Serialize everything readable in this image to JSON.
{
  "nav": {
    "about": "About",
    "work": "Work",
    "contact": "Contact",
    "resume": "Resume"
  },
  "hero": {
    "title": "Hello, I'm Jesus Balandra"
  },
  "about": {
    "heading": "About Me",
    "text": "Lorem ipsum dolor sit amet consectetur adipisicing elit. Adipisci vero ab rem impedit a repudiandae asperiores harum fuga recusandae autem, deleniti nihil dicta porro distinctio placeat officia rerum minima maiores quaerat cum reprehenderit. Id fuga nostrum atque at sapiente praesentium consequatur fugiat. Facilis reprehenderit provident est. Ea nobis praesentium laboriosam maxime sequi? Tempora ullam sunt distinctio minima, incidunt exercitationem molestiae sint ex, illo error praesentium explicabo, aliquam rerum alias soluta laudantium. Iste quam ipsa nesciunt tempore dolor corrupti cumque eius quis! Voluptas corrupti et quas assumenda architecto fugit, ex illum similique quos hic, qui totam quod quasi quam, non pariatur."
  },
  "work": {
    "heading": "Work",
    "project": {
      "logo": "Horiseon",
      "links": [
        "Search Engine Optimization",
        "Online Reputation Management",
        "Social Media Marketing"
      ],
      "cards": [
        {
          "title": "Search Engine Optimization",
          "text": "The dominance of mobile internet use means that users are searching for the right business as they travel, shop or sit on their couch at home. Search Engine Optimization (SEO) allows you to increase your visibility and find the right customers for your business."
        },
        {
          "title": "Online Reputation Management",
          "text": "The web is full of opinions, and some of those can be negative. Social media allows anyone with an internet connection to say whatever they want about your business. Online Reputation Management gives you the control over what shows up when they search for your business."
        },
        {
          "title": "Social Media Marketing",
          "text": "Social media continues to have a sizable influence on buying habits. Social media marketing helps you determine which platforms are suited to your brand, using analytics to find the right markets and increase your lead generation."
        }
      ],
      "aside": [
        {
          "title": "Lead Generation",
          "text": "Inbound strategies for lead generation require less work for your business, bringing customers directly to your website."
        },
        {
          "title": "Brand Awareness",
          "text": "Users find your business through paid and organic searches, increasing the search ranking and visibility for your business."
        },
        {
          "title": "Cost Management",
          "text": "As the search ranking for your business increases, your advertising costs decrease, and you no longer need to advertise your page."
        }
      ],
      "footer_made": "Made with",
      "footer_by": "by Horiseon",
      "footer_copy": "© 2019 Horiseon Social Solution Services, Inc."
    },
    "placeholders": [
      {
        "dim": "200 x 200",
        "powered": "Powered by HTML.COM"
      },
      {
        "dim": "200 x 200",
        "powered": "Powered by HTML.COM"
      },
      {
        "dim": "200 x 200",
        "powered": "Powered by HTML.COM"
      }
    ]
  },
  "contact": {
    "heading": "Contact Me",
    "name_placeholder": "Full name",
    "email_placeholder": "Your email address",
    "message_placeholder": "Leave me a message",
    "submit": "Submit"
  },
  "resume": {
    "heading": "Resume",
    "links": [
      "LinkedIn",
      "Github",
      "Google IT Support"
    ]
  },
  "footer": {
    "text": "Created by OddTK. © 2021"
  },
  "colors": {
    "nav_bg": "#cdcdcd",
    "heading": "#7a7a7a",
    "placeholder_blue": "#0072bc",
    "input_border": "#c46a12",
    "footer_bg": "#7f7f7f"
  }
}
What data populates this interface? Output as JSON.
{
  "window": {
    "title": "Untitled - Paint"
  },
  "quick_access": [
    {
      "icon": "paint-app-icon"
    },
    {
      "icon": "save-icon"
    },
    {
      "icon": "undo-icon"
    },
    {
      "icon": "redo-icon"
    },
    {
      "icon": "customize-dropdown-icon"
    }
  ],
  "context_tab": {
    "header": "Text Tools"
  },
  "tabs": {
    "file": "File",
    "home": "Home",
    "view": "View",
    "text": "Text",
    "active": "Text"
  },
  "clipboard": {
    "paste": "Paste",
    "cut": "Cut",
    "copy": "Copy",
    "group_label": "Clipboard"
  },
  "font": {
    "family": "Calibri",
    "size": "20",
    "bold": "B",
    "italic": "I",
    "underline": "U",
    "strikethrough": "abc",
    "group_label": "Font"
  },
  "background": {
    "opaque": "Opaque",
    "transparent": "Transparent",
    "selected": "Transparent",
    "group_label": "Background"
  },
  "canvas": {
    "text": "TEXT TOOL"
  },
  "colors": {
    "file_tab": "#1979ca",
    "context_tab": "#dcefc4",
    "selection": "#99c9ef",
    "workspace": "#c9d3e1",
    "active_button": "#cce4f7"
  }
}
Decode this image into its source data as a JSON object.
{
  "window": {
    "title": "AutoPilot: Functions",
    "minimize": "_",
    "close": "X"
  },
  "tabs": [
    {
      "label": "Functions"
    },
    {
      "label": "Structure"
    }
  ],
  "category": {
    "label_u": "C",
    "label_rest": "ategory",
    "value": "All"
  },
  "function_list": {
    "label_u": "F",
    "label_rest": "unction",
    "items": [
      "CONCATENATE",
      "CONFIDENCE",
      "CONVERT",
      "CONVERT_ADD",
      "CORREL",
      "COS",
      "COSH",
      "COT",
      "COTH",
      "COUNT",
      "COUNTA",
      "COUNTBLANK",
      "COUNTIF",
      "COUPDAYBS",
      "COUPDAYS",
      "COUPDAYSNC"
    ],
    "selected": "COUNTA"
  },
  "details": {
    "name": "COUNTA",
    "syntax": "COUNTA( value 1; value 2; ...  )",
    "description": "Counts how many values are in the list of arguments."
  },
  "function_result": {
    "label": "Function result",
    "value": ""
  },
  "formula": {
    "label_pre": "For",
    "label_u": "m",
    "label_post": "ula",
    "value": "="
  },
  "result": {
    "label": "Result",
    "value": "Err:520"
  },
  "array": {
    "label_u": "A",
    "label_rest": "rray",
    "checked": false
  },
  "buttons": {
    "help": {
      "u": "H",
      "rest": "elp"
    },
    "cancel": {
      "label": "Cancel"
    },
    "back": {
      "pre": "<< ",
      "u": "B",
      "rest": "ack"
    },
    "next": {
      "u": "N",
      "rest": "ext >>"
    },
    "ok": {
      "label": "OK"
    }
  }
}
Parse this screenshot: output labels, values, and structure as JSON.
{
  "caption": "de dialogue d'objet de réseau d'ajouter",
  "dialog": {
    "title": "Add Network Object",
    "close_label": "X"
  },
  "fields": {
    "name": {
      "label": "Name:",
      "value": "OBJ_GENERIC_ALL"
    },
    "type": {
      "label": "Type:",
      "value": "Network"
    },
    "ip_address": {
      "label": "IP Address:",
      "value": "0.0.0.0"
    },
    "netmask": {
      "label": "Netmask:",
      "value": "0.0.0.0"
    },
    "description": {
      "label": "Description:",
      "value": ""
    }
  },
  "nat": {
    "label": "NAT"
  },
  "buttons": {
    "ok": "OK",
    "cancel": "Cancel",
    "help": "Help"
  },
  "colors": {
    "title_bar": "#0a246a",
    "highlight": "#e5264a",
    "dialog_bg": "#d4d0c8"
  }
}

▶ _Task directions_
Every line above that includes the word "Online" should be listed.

▶ _Exercise response_
        "Online Reputation Management",
          "title": "Online Reputation Management",
          "text": "The web is full of opinions, and some of those can be negative. Social media allows anyone with an internet connection to say whatever they want about your business. Online Reputation Management gives you the control over what shows up when they search for your business."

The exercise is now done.